According to Ben, Rubenstein's Revenge is just a simple extension of Burke's Barrage."
First of all, Rick Rubenstein's Revenge (RR) is now just Reverse throw, Swoop, Chop, with wrist rotation on the reverse throw. I'll elaborate.
Without worrying about the wrist action, try a Reverse, then Swoop. At the end, you are back to cascade position so you can Chop with the other hand. If you don't know Chops, think of it this way: if the right hand has just reversed and Swooped, it is making a throw next from right to left. The left hand wants to catch this ball, but first it makes a fast circle over the top (clockwise). That's a chop. Since the next step is to start the cycle over on the left side, don't stop with the chop, but go right into a reverse throw, which merely completes the circle. Repeat this cycle on both sides until smooth.

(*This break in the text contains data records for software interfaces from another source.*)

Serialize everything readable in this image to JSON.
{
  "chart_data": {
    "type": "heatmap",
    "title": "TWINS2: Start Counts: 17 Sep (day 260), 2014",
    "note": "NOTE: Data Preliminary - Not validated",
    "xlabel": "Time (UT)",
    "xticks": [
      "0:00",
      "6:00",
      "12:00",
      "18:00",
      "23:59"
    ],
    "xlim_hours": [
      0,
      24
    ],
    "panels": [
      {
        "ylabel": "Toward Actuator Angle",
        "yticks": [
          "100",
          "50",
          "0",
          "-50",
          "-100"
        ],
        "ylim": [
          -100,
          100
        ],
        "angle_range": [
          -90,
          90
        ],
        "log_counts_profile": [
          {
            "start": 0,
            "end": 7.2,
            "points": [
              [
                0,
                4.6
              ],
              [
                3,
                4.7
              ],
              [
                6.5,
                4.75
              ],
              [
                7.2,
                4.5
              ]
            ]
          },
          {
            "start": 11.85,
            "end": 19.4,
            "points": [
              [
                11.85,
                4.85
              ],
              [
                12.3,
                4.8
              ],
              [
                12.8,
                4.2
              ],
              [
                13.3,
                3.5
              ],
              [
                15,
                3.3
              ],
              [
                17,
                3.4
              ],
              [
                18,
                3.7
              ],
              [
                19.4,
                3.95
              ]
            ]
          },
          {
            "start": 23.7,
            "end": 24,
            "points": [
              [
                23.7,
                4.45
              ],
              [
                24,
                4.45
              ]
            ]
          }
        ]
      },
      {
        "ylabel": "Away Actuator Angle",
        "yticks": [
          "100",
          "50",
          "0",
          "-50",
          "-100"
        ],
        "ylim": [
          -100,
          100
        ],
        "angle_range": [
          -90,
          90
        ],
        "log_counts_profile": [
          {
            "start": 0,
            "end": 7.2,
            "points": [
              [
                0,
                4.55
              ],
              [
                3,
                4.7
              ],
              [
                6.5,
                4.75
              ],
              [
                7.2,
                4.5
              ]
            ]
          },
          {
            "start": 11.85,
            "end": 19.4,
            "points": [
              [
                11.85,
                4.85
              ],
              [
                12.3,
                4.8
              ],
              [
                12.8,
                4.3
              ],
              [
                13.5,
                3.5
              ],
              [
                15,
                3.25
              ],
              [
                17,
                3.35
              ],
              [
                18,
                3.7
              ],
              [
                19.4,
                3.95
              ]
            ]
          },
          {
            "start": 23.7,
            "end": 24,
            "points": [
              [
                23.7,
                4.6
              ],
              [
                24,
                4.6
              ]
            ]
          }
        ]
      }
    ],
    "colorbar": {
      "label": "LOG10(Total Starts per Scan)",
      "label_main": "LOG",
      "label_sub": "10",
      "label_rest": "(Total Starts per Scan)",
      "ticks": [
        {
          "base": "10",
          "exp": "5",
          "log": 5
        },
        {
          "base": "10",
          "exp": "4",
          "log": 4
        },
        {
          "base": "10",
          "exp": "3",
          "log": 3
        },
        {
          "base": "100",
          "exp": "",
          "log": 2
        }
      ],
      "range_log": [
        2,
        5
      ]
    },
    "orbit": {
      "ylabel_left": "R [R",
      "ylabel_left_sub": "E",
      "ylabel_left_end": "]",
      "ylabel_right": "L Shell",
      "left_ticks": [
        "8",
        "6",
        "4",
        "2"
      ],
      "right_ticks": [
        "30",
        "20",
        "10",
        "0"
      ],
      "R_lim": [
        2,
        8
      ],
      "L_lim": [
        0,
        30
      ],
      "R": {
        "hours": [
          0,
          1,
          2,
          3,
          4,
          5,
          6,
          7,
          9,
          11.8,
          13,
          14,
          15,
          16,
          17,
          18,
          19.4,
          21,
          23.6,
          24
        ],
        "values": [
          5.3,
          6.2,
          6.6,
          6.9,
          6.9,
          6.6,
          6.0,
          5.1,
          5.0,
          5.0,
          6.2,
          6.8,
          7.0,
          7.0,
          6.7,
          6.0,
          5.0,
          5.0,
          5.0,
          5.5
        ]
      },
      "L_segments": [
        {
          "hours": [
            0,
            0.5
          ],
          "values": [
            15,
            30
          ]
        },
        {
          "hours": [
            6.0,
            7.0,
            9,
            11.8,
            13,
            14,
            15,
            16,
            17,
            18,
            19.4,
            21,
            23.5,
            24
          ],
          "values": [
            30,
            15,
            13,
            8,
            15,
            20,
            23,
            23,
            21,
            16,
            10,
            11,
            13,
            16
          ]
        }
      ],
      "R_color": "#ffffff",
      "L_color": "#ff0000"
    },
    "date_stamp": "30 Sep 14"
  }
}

Last step (one which Rick Rubenstein considers an essential feature): when you are making your reverse throw at the start of a cycle you then grab a ball. Get into this by turning your hand completely over (or even more, so that the knuckles face inward. This allows you to deftly pluck a ball out of the air and Swoop it.
P.S. Ask Jack Kalvan to show you this with clubs! There's no wrist thing, and the Swoops are done over the top.

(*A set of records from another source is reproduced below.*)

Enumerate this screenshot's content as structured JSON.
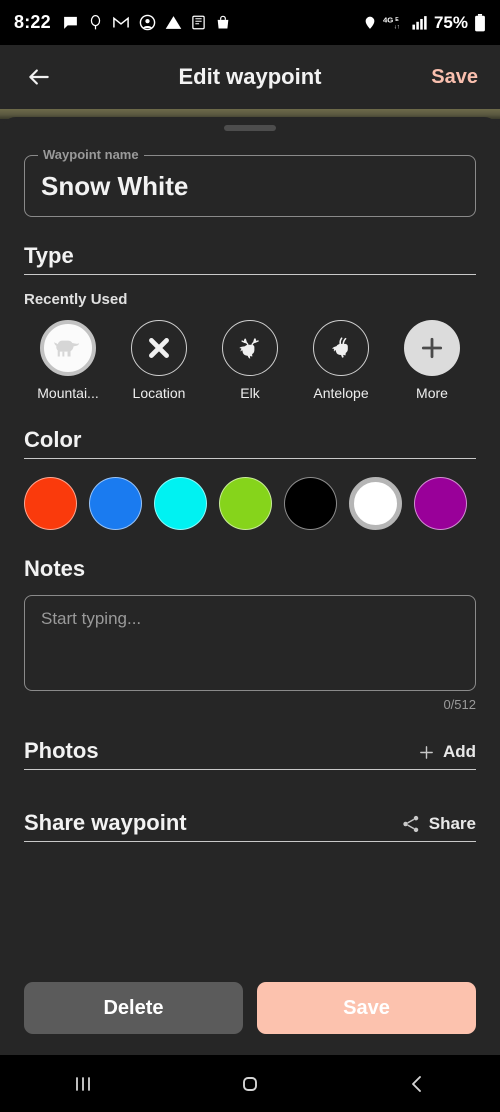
{
  "statusbar": {
    "time": "8:22",
    "left_icons": [
      "message-icon",
      "balloon-icon",
      "gmail-icon",
      "face-icon",
      "warning-icon",
      "nfl-icon",
      "bag-icon"
    ],
    "right_icons": [
      "location-icon",
      "network-4glte-icon",
      "signal-bars-icon"
    ],
    "battery_percent": "75%"
  },
  "appbar": {
    "back_label": "back-arrow",
    "title": "Edit waypoint",
    "save_label": "Save",
    "save_color": "#f9bfae"
  },
  "name_field": {
    "legend": "Waypoint name",
    "value": "Snow White",
    "placeholder": "Waypoint name"
  },
  "type": {
    "title": "Type",
    "subtitle": "Recently Used",
    "items": [
      {
        "label": "Mountai...",
        "icon": "mountain-goat-icon",
        "state": "selected"
      },
      {
        "label": "Location",
        "icon": "x-mark-icon",
        "state": "normal"
      },
      {
        "label": "Elk",
        "icon": "elk-icon",
        "state": "normal"
      },
      {
        "label": "Antelope",
        "icon": "antelope-icon",
        "state": "normal"
      },
      {
        "label": "More",
        "icon": "plus-icon",
        "state": "filled"
      }
    ]
  },
  "color": {
    "title": "Color",
    "swatches": [
      {
        "name": "red",
        "hex": "#FA3A0C",
        "selected": false
      },
      {
        "name": "blue",
        "hex": "#1A7BF0",
        "selected": false
      },
      {
        "name": "cyan",
        "hex": "#00F2F2",
        "selected": false
      },
      {
        "name": "green",
        "hex": "#86D41B",
        "selected": false
      },
      {
        "name": "black",
        "hex": "#000000",
        "selected": false
      },
      {
        "name": "white",
        "hex": "#FFFFFF",
        "selected": true
      },
      {
        "name": "purple",
        "hex": "#990099",
        "selected": false
      }
    ]
  },
  "notes": {
    "title": "Notes",
    "placeholder": "Start typing...",
    "value": "",
    "counter": "0/512"
  },
  "photos": {
    "title": "Photos",
    "action_label": "Add",
    "action_icon": "plus-icon"
  },
  "share": {
    "title": "Share waypoint",
    "action_label": "Share",
    "action_icon": "share-icon"
  },
  "footer": {
    "delete_label": "Delete",
    "save_label": "Save"
  },
  "navbar": {
    "recents": "recents-icon",
    "home": "home-icon",
    "back": "back-icon"
  }
}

This is a very attractive 3 ball trick. It was invented by Rick Rubenstein of Clockwork. One ball goes up and down on the outside of the pattern while the other 2 get whipped, weaved, caught, thrown, and clawed through the pattern. This trick is highly impressive and is pretty hard as well. It isn't too hard not to try though. I think if you can do Mill's Mess you can do Rubenstein's Revenge.
One ball goes up and down on the outside of your trick, and makes a big U-shaped pattern. But let's not worry about that ball just yet. The way I learned this trick is by breaking it down.
First I wanted to tackle the hardest part of the trick, the middle. Get two balls. LH=left hand, RH=right hand. Take one ball in each hand, ball A in the LH and ball B in the RH. You should start with your right arm under your left arm.
Now you do the exact opposite on the other side. Practice it on one side for a while until you get the feel then do both sides. That's the middle of Rubenstein's Revenge. Now you may have noticed from step 2 to 4 you have nothing in your left hand. Well that's where the third ball comes in. The third ball make's a big U like pattern up and down on the sides of your juggling space.
I will explain the whole trick now. I get 2 balls in the right hand and 1 in the left. I start the trick, the same as I said, with my right arm under my left arm but to get there I toss ball C straight up just above my head on the left side of my body out of my RH, which is under my left arm. Now I have my arms crossed left over right, and I can move on to step 1, of the middle part of this trick, which is explained above. I quickly unwind and toss ball A up with the LH then come around with the right hand. As I am making my circle with the right hand I catch ball C on the left side of my body with my LH. I move my LH under the right arm and throw ball C straight up on the right side of my body a little bit higher than my head. By this time my RH should have tossed ball B straight up and clawed ball A. So I catch ball B with my LH, which is under my right arm. My arms are crossed right over left and ball C is about 8 cm above my head.
Now that is RR on one side of my body. I do the exact opposite (a mirror image) on the the other side of my body. I continue going back and forth, left and right.
Every throw is to your other hand. You never throw to the same hand twice. If you understand site swaps, it is 52233. It may not look like a 5 or a 3 but they are, because they change hands. A way to see this is to download juggling software from the JIS software files. My favorite is Juggle Master.